In the past few years, the number and types of charter schools in the United States have grown, as has the number that have been authorized by states to accept students.
Charters are the smallest group of schools that receive federal financial support.
Most states and most states have some type of oversight over charters, including oversight over charter school principals, school districts, and the schools’ parent organizations.
While most states allow charters to be used for private-school tuition, some states require that charters provide certain programs and services to students in return for financial support from the state.
These rules can make it more difficult for students to find and attend a school that meets their needs.
For example, California requires that all charter schools serve at least 30 percent of its students in need of special education services.
In many states, charters can also be subject to state requirements.
For example, some districts in California require charter schools with at least 15 students to have a teacher-assistance program that includes at least 40 hours of teacher training.
These requirements can also make it difficult for schools to provide specialized educational services.
For instance, in a report released last year by the Pew Charitable Trusts, the Center for Education Policy at the Brookings Institution, and Education Week, researchers found that the number one cause of dropouts in charter school students is poor student-teacher ratios.
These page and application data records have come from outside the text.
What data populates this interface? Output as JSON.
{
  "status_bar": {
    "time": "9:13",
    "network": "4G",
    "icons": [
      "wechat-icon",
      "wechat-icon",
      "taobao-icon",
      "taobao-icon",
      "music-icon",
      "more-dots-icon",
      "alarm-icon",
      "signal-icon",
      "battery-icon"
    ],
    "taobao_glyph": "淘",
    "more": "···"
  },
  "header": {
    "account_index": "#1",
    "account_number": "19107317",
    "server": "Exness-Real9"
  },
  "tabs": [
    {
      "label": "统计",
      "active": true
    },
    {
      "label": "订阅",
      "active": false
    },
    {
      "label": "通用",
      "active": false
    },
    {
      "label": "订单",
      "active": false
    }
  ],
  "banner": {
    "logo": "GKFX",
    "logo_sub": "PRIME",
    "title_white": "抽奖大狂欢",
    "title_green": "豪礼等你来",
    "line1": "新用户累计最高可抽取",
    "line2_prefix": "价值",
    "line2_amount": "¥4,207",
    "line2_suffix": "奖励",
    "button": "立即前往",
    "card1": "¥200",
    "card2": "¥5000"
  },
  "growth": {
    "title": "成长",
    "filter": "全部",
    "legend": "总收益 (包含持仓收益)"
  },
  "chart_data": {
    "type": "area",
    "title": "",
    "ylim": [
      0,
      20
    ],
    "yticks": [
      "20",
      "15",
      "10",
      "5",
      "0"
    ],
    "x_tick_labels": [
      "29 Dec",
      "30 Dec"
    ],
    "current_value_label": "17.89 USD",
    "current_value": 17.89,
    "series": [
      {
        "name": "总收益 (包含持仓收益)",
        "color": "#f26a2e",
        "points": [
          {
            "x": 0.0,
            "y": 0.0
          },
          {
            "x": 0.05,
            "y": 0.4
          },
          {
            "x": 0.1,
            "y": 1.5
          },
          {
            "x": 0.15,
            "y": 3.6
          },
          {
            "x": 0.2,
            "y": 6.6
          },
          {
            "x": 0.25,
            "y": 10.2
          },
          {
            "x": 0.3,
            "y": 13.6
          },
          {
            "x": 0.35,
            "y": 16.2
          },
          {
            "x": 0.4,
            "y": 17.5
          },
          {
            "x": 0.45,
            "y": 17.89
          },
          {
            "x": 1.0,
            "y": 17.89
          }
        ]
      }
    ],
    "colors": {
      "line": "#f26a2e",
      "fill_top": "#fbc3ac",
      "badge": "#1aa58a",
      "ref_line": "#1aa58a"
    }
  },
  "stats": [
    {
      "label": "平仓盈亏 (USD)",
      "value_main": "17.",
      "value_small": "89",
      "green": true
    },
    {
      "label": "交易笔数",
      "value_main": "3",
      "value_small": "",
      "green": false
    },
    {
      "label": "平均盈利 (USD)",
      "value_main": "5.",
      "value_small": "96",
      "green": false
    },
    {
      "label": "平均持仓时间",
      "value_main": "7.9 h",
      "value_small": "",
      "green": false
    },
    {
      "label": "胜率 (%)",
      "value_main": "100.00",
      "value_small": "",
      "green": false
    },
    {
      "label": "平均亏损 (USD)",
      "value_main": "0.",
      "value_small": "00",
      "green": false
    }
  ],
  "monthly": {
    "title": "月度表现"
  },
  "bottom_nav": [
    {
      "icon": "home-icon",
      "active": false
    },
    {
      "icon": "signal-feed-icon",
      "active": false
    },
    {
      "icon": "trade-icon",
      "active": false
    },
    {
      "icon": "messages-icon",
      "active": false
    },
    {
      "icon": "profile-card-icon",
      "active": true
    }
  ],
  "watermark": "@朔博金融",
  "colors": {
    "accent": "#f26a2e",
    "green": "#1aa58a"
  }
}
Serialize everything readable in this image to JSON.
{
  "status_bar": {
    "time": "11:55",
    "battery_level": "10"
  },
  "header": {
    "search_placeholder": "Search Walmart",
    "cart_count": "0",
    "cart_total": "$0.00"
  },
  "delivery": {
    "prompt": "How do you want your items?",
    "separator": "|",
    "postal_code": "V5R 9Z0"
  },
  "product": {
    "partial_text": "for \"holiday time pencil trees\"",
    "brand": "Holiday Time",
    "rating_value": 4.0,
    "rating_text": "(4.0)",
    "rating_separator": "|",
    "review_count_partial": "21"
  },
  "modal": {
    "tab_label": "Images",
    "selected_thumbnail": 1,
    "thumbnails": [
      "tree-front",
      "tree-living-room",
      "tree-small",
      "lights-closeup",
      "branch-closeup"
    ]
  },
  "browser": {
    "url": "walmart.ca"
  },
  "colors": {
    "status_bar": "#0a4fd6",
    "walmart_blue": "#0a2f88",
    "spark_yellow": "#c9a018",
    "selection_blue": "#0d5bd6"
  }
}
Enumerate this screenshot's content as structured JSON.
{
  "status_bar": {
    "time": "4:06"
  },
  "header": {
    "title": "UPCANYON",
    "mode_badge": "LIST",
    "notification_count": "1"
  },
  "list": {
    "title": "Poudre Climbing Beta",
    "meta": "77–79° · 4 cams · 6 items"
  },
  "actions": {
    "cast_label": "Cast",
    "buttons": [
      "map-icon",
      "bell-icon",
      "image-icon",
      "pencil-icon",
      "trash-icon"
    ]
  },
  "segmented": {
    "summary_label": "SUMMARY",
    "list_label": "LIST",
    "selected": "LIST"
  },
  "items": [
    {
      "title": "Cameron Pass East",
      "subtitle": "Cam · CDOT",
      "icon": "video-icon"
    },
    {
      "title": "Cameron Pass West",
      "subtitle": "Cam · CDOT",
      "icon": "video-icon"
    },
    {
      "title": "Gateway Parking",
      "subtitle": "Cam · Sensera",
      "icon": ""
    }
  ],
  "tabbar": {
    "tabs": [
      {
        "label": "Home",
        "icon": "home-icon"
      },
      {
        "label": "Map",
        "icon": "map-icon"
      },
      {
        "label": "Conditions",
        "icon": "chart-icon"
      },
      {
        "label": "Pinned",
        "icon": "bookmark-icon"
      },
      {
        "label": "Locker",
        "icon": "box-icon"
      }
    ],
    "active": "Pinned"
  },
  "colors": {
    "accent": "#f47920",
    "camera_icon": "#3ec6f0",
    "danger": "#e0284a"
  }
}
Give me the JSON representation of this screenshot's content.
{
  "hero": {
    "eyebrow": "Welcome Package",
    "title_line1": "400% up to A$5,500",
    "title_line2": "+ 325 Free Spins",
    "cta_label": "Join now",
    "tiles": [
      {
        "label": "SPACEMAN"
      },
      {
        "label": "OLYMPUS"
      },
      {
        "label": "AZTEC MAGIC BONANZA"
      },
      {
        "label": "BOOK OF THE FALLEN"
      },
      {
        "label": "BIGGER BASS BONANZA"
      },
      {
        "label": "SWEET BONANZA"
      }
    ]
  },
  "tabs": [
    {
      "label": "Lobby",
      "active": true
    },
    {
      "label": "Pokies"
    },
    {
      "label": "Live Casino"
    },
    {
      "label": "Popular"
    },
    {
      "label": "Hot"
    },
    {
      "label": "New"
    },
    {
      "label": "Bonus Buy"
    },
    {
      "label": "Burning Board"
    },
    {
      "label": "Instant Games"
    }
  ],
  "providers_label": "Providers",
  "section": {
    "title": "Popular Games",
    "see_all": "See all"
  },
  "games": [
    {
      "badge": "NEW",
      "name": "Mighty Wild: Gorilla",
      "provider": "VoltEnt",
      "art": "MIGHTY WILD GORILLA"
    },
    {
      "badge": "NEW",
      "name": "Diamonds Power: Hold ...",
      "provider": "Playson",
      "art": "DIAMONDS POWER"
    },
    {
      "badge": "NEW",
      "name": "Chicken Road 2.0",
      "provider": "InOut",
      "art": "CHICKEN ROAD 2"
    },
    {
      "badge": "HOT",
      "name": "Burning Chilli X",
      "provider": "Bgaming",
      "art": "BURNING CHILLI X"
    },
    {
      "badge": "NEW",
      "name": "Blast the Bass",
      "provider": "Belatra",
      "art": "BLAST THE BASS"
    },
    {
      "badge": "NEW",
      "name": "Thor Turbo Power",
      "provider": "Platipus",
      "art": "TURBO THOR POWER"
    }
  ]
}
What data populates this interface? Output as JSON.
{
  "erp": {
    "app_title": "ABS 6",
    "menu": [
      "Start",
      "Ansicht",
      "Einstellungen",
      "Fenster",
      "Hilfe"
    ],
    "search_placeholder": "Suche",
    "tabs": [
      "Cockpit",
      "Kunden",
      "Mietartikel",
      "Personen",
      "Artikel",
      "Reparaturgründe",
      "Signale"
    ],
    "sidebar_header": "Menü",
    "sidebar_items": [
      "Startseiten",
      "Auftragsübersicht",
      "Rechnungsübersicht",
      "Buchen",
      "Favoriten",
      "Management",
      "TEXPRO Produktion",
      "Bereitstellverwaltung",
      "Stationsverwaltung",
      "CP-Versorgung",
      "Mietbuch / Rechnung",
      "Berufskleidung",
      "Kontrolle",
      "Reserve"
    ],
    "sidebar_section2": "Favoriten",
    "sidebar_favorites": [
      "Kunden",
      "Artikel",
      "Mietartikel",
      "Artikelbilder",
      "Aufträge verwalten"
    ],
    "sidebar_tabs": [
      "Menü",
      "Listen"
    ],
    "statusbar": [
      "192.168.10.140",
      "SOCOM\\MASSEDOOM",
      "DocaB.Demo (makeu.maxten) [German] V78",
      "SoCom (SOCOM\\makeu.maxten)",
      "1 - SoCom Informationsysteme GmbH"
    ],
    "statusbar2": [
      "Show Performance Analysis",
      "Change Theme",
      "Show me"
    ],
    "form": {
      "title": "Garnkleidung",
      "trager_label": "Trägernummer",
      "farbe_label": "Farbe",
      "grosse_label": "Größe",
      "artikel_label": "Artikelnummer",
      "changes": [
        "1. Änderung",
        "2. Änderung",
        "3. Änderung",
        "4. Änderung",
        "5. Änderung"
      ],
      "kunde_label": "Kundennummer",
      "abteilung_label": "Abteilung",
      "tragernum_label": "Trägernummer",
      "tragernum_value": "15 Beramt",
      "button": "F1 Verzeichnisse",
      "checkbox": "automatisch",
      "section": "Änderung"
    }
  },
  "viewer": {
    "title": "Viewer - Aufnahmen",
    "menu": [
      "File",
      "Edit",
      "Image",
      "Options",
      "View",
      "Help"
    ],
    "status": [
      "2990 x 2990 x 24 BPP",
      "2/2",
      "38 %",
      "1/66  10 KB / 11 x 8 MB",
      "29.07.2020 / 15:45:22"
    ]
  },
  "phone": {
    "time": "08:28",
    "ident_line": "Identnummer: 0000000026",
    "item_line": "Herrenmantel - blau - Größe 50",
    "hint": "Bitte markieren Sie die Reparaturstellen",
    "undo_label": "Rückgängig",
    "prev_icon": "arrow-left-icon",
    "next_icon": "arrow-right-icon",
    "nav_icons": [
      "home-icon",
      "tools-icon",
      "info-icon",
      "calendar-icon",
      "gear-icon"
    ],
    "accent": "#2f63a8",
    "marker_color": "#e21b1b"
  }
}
Students who drop out of charter-school programs due to teacher shortages or insufficient classroom space may have little hope of being able to attend a high-quality public school in the future, the researchers said.
Charts by The Washington Post